Saturday, September 19, 2009

Narration with the not-natural narrator

Charlotte Mason emphasized the importance of Narration in the learning process. Narration is the process of telling back in your own words, in detail, a story, event, or other information. Narration is important because it causes the person to truly process the information in their head, and kind of sets it into the memory.

However, narration is a learned skill. Many children are natural narrators, although when first introduced to it in a "Schooling" setting, they may freeze with a type of "test anxiety". There are a few children out there that normal oral narration does not come naturally.

Delta is one of these children. He was a late talker, and then stammered for years. Even now, he has a hard time expressing his thoughts in everyday life. He has improved a lot. (His speach has been evaluated a few times along the years, and he is in the "normal" range - so it isn't a "problem" - but it is a bit of a challenge.

So for years, when Mike would ask Delta "What did you do today" - the answer was (and is) almost always "Nothing" or "I don't know". At times I think we could see a huge crash, watch the fire fighters put out the fire - and when asked what happened today, Delta would answer "I don't know". So I knew that narration would be a challenge.

We have completed week 2 of year 1 with Delta so far. I have gotten a couple of good narrations from him, and a few with almost nothing. I am so far just having him narrate 50 Famous Stories, and Aesop as I feel those are the easier readings. (Next week I will be including the Blue Fairy book).

For Aesop - if he can't narrate directly, I have found that asking him to draw a picture, then tell me has helped. For 50 Famous Stories, I am trying having him act it out with finger puppets. Asking questions like "What was the best part of the story" seems to work better for Delta than asking "What happened". I have also narrated some stories for him, to demonstrate what I want.

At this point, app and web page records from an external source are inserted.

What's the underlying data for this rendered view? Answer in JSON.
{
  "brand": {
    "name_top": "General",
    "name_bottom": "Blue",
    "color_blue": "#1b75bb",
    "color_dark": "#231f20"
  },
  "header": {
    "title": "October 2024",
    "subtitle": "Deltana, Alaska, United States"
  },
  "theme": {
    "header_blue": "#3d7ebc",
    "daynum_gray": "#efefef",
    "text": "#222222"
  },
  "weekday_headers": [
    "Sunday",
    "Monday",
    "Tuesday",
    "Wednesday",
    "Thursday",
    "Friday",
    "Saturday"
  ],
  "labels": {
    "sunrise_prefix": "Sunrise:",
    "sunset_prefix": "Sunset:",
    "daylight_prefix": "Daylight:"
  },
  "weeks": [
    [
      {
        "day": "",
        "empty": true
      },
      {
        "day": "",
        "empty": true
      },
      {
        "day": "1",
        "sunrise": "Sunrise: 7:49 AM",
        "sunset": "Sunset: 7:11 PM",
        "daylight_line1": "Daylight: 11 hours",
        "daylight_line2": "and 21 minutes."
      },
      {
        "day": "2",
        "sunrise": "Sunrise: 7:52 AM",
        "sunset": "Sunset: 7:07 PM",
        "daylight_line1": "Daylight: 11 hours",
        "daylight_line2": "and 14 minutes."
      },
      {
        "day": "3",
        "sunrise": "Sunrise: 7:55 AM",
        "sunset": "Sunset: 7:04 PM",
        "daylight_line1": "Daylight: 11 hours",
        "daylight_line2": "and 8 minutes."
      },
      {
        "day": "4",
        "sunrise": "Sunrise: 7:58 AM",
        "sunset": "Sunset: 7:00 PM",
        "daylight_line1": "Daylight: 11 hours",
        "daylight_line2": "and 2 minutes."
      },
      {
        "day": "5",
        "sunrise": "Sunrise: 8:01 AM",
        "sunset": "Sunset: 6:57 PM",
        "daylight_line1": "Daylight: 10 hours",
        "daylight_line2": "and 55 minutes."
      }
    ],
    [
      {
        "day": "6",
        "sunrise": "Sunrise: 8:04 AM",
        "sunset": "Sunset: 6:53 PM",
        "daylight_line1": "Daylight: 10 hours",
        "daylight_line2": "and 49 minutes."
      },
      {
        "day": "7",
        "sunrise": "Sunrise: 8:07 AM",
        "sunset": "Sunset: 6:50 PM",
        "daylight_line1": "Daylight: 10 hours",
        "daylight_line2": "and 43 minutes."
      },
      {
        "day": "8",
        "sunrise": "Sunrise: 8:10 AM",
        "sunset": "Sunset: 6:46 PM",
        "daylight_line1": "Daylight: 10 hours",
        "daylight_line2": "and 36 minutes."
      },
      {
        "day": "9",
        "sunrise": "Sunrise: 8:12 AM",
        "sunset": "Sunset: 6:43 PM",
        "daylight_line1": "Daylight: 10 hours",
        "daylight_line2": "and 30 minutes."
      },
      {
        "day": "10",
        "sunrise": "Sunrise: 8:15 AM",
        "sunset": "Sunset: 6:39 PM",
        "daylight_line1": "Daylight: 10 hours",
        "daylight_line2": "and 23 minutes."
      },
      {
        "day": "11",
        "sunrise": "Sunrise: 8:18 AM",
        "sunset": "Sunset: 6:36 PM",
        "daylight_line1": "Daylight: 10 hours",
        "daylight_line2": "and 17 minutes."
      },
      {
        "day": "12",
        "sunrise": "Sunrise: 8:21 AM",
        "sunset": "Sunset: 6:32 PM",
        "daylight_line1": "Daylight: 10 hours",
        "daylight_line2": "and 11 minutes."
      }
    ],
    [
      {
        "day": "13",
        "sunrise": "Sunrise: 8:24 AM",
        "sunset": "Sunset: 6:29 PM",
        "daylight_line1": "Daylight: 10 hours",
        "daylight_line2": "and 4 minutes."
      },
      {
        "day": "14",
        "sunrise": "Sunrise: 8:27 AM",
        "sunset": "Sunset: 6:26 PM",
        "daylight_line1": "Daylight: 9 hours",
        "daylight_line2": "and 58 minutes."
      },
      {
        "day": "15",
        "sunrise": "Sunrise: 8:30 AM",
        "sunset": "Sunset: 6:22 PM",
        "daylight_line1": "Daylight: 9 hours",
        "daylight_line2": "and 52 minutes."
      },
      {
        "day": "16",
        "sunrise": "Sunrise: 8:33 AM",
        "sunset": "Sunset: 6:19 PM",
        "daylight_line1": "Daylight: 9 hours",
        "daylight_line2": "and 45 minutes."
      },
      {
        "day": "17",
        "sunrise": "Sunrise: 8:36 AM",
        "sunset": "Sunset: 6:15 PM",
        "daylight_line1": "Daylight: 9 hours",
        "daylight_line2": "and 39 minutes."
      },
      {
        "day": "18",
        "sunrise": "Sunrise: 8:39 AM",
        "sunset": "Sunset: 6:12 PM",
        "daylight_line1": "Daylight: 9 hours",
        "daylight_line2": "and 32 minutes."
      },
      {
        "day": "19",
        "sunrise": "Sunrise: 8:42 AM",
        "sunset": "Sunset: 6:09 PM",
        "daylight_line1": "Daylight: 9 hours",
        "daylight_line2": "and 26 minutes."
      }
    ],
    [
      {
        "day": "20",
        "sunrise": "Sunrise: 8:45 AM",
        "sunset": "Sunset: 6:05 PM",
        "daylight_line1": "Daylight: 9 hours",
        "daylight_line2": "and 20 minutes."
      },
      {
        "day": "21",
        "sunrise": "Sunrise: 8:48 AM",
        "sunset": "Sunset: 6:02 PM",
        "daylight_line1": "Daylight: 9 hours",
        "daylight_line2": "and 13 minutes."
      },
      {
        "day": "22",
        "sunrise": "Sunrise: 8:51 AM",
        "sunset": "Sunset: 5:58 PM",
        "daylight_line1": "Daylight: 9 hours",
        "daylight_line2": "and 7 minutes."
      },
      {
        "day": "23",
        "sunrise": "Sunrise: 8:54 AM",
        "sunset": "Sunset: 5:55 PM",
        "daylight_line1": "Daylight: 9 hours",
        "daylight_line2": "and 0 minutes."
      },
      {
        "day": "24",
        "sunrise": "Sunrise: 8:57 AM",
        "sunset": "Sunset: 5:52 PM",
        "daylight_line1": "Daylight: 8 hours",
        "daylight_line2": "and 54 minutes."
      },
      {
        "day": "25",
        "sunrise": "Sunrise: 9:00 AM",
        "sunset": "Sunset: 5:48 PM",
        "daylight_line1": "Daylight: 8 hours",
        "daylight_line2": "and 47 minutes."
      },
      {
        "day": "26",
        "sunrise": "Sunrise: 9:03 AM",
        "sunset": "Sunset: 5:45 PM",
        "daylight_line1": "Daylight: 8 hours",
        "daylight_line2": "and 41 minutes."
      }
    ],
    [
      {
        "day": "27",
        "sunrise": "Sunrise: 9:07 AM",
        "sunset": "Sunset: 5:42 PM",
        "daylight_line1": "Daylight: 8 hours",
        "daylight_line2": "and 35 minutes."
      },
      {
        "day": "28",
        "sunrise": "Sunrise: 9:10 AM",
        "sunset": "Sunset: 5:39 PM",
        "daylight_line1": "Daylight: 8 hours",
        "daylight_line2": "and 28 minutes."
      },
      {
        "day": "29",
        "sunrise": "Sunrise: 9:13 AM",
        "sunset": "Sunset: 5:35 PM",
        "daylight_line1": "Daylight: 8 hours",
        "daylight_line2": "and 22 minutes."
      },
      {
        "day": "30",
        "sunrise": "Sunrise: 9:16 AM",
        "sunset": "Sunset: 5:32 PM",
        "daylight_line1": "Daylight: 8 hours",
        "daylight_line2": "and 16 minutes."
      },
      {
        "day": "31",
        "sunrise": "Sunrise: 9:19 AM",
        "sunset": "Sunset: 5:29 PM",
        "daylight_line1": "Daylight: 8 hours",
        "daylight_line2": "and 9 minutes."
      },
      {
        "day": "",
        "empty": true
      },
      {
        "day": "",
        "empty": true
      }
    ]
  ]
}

It can be frustrating working with the children that don't naturally narrate. It can be easy to feel that they aren't retaining anything. Keep doing the readings. Keep working on the narrations, knowing that this is an area that is a weakness. Trust in the process - it will happen. Trust that some of the information is going to stay in the brain, even if not obvious immediately. Some of it will start coming out while they are playing.

Finally, I try to keep in mind that what we are doing is better than what I think he would be doing in school.


  1. This is a good point. CM said that all children are natural narrators, but actually not all children are highly verbal. So what you say makes a lot of sense.

  2. Thanks for the comment. I do think that the narrating tendency is in all children - but that for some children, including Delta, there are other challenges making it a harder process for them.

  3. Very good point!!! Thanks for sharing it with us!! Be Blessed, Angie in GA

  4. Thanks! I'm glad you liked the article.

  5. I have found the same to be true. Keep plugging along. They do amaze you at some points along the way with what they can accomplish.